We study the properties of 66 galaxies with kinematically misaligned gas and stars from MaNGA survey. The fraction of kinematically misaligned galaxies varies with galaxy physical parameters, i.e. M*, SFR and sSFR. According to their sSFR, we further classify these 66 galaxies into three categories, 10 star-forming, 26 'Green Valley' and 30 quiescent ones. The properties of different types of kinematically misaligned galaxies are different in that the starforming ones have positive gradient in Dn4000 and higher gas-phase metallicity, while the green valley/quiescent ones have negative Dn4000 gradients and lower gas-phase metallicity on average. There is evidence that all types of the kinematically misaligned galaxies tend to live in more isolated environment. Based on all these observational results, we propose a scenario for the formation of star-forming galaxies with kinematically misaligned gas and stars - the progenitor accretes misaligned gas from a gas-rich dwarf or cosmic web, the cancellation of angular momentum from gas-gas collisions between the pre-existing gas and the accreted gas largely accelerates gas inflow, leading to fast centrally concentrated star formation. The higher metallicity is due to enrichment from this star formation. For the kinematically misaligned green valley and quiescent galaxies, they might be formed through gas-poor progenitors accreting kinematically misaligned gas from satellites which are smaller in mass.
|Number of pages||14|
|Journal||Monthly Notices of the Royal Astronomical Society|
|State||Published - Nov 21 2016|
Bibliographical noteFunding Information:
YMC acknowledges support from NSFC grant 11573013, 11133001, the Opening Project of Key Laboratory of Computational Astrophysics, National Astronomical Observatories, Chinese Academy of Sciences. YS acknowledges support from NSFC grant 11373021, the CAS Pilot-b grant no. XDB09000000 and Jiangsu Scientific Committee grant BK20150014. CAT acknowledges support from National Science Foundation of the United States Grant No. 1412287. This work was supported by World Premier International Research Center Initiative (WPI Initiative), MEXT, Japan and by JSPS KAKENHI Grant Number JP15K17603 Funding for the Sloan Digital Sky Survey IV has been provided by the Alfred P. Sloan Foundation, the U.S. Department of Energy Office of Science, and the Participating Institutions. SDSSIV acknowledges support and resources from the Center for High-Performance Computing at the University of Utah. The SDSS website is www.sdss.org. SDSS-IV is managed by the Astrophysical Research Consortium for the Participating Institutions of the SDSS Collaboration including the Brazilian Participation Group, the Carnegie Institution for Science, Carnegie Mellon University, the Chilean Participation Group, the French Participation Group, Harvard-Smithsonian Center forAstrophysics, Instituto de Astrofísica deCanarias, The Johns Hopkins University,Kavli Institute for the Physics and Mathematics of the Universe (IPMU) /University of Tokyo, Lawrence Berkeley National Laboratory, Leibniz Institut für Astrophysik Potsdam (AIP),Max-Planck-Institut für Astronomie (MPIA Heidelberg),Max-Planck-Institut für Astrophysik (MPAGarching), Max-Planck-Institut für Extraterrestrische Physik (MPE), National Astronomical Observatory of China, New Mexico State University, New York University, University of Notre Dame, Observatório Nacional /MCTI, The Ohio State University, Pennsylvania State University, Shanghai Astronomical Observatory, United Kingdom Participation Group, Universidad Nacional Autónoma de México, University of Arizona, University of Colorado Boulder, University of Oxford, University of Portsmouth, University of Utah, University ofVirginia,University ofWashington, University ofWisconsin, Vanderbilt University, and Yale University.
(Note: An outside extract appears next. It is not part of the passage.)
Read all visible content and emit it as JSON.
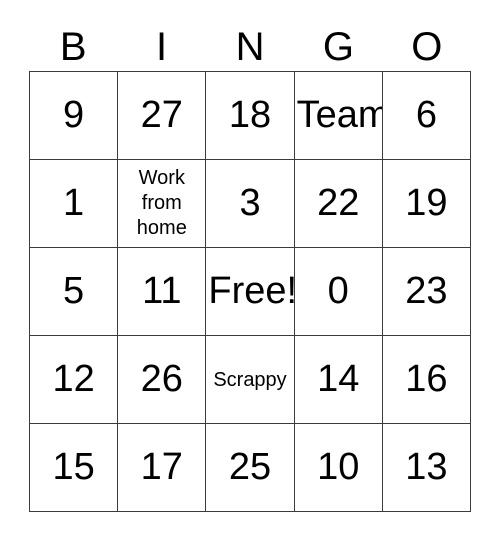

© 2015 The Authors. Published by Oxford University Press on behalf of the Royal Astronomical Society.
- Galaxies: evolution
- Galaxies: formation
- Galaxies: stellar content
- Galaxies: structure
- Galaxy: abundances
ASJC Scopus subject areas
- Astronomy and Astrophysics
- Space and Planetary Science